You’ve probably heard at least one successful entrepreneur talk about how they went with their “gut.” By opting to rely on their intuition instead of data they came up with a decision that led to a wildly successful outcome. While these stories may be true, and thus incredibly tempting if you’re struggling with a decision, they ignore something else: survivorship bias.
How many stories have you heard lately about someone trusting their gut and failing miserably? That’s at the heart of survivorship bias. We hear about the successes, the ones who made it, but we rarely hear the flip side, the ones who didn’t have the best intuition. This bias towards success then leads us to believe that we’re on to something, that we’ve discovered the secret to making tough business decisions. It leads to a question I think all entrepreneurs needs to ask themselves: why are we so obsessed with finding a short cut?
Obviously efficiency is a huge plus in business, and as an entrepreneur, you want to make the best use of your time, but this pursuit of silver-bullet strategies seems like a fool’s errand.
Let’s go back to survivorship bias for a minute. One of the things that makes this bias so attractive is the idea that it’s identified something predictive, something that will always work. That’s the entrepreneur’s version of catnip. There are so many unknowns in both starting and running a business that it’s understandable why we’re looking for ways to remove the uncertainty.

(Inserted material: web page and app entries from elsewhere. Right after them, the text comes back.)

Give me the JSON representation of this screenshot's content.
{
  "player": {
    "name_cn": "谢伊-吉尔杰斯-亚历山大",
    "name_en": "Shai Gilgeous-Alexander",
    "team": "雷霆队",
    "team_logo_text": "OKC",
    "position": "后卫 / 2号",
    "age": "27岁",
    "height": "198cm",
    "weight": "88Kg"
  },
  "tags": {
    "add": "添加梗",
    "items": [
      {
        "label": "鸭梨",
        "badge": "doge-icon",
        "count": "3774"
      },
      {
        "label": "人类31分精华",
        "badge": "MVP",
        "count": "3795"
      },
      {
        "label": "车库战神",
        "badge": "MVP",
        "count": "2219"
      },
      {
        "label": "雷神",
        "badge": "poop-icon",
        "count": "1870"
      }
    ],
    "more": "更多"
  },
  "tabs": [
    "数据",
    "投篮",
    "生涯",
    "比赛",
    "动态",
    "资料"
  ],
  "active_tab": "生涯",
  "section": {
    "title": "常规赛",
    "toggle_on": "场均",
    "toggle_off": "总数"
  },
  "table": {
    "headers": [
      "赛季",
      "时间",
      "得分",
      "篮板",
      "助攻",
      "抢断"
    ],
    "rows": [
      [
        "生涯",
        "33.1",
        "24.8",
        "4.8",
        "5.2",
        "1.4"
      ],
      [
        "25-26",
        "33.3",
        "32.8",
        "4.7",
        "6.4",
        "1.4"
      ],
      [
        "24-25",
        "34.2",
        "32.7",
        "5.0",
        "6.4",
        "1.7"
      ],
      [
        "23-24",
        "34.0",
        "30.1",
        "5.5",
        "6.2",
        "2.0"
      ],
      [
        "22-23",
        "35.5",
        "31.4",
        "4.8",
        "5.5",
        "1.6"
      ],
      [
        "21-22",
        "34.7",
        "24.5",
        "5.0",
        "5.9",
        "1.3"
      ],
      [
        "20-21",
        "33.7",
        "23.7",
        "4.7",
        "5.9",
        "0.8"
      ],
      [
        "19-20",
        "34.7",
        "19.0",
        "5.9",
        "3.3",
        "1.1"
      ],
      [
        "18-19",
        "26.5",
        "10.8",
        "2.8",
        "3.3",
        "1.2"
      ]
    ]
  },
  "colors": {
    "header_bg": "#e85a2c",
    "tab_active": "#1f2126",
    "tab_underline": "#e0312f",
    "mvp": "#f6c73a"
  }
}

But we get into trouble when we start thinking that these ideas should take precedence over our strategy and assume we’ve found a short cut around uncertainty.

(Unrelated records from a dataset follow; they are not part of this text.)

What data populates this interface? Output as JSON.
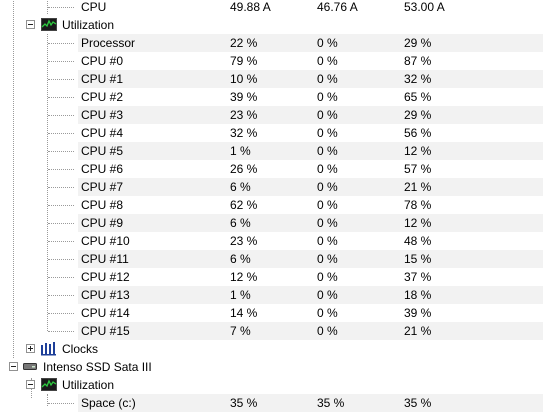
{
  "top_row": {
    "label": "CPU",
    "v1": "49.88 A",
    "v2": "46.76 A",
    "v3": "53.00 A"
  },
  "cpu_utilization": {
    "label": "Utilization",
    "rows": [
      {
        "name": "Processor",
        "v1": "22 %",
        "v2": "0 %",
        "v3": "29 %"
      },
      {
        "name": "CPU #0",
        "v1": "79 %",
        "v2": "0 %",
        "v3": "87 %"
      },
      {
        "name": "CPU #1",
        "v1": "10 %",
        "v2": "0 %",
        "v3": "32 %"
      },
      {
        "name": "CPU #2",
        "v1": "39 %",
        "v2": "0 %",
        "v3": "65 %"
      },
      {
        "name": "CPU #3",
        "v1": "23 %",
        "v2": "0 %",
        "v3": "29 %"
      },
      {
        "name": "CPU #4",
        "v1": "32 %",
        "v2": "0 %",
        "v3": "56 %"
      },
      {
        "name": "CPU #5",
        "v1": "1 %",
        "v2": "0 %",
        "v3": "12 %"
      },
      {
        "name": "CPU #6",
        "v1": "26 %",
        "v2": "0 %",
        "v3": "57 %"
      },
      {
        "name": "CPU #7",
        "v1": "6 %",
        "v2": "0 %",
        "v3": "21 %"
      },
      {
        "name": "CPU #8",
        "v1": "62 %",
        "v2": "0 %",
        "v3": "78 %"
      },
      {
        "name": "CPU #9",
        "v1": "6 %",
        "v2": "0 %",
        "v3": "12 %"
      },
      {
        "name": "CPU #10",
        "v1": "23 %",
        "v2": "0 %",
        "v3": "48 %"
      },
      {
        "name": "CPU #11",
        "v1": "6 %",
        "v2": "0 %",
        "v3": "15 %"
      },
      {
        "name": "CPU #12",
        "v1": "12 %",
        "v2": "0 %",
        "v3": "37 %"
      },
      {
        "name": "CPU #13",
        "v1": "1 %",
        "v2": "0 %",
        "v3": "18 %"
      },
      {
        "name": "CPU #14",
        "v1": "14 %",
        "v2": "0 %",
        "v3": "39 %"
      },
      {
        "name": "CPU #15",
        "v1": "7 %",
        "v2": "0 %",
        "v3": "21 %"
      }
    ]
  },
  "clocks": {
    "label": "Clocks"
  },
  "ssd": {
    "label": "Intenso SSD Sata III",
    "utilization_label": "Utilization",
    "space_row": {
      "name": "Space (c:)",
      "v1": "35 %",
      "v2": "35 %",
      "v3": "35 %"
    }
  },
  "icons": {
    "utilization": "utilization-graph-icon",
    "clocks": "clocks-bars-icon",
    "ssd": "hard-drive-icon"
  }
}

There’s a reason that entrepreneurs collect data about how their business is functioning and how their customers are reacting, then taking the time to analyze it. You need the specific information about your organization to determine what’s working and what’s not. So if you’re opting to put aside all those other data points and trust just one—your gut—it looks much more like a Hail Mary pass instead of a so-called executive decision.
There will definitely be decisions when circumstances will force you to make a call that isn’t supported 100% one way or the other by the data. That’s part of being a leader and using your knowledge to make the best possible decision at that moment in time. What’s not particularly good leadership is waking up one morning and deciding since your gut was right last time, it makes sense to let your gut trump everything else going forward.

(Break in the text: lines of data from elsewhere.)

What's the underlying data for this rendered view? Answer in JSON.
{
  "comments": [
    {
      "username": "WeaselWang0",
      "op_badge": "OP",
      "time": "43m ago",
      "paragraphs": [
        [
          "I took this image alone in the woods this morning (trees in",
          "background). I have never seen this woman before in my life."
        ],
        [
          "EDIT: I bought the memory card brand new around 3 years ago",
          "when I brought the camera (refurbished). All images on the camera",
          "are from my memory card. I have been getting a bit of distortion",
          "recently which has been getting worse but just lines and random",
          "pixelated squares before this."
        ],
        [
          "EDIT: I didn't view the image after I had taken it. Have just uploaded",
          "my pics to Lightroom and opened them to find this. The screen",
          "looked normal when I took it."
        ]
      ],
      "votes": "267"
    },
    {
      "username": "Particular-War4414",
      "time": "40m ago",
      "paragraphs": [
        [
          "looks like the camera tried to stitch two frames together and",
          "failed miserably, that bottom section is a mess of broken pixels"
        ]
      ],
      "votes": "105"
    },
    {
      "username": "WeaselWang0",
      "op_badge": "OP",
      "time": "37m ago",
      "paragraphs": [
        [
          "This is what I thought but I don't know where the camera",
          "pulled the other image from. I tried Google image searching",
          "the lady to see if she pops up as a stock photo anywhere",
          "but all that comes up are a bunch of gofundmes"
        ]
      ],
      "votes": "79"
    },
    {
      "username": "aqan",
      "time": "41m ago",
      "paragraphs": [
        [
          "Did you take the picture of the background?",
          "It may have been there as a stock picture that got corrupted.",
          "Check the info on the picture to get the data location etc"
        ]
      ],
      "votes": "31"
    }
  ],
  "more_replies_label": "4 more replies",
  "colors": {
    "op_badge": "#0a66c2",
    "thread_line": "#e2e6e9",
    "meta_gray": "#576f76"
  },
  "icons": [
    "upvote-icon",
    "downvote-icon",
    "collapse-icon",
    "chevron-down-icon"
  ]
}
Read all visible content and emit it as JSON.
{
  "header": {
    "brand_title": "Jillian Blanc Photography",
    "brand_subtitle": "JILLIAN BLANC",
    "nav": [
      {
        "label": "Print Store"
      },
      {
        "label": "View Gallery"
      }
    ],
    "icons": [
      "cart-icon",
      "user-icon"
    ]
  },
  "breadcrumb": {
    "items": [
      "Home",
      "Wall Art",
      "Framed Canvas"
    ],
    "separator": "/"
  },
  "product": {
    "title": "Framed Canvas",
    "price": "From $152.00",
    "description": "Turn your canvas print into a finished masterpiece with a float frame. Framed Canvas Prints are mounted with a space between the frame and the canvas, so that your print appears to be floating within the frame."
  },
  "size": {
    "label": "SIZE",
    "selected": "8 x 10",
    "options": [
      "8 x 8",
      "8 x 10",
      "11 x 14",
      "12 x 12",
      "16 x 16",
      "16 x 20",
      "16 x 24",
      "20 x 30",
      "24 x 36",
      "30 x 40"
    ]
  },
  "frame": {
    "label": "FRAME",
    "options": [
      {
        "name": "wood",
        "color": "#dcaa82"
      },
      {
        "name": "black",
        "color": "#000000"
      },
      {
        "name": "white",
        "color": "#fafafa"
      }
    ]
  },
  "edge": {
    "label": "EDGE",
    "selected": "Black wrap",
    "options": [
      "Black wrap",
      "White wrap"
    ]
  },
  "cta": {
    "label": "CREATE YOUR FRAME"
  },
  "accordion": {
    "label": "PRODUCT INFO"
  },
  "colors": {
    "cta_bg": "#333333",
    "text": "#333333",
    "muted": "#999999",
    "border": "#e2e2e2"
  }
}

The only predictable thing this approach offers in the business version of indigestion. So please remember that your gut may be an important data point, but it’s rarely the only one that matters.
Photo credit: Ed Schipul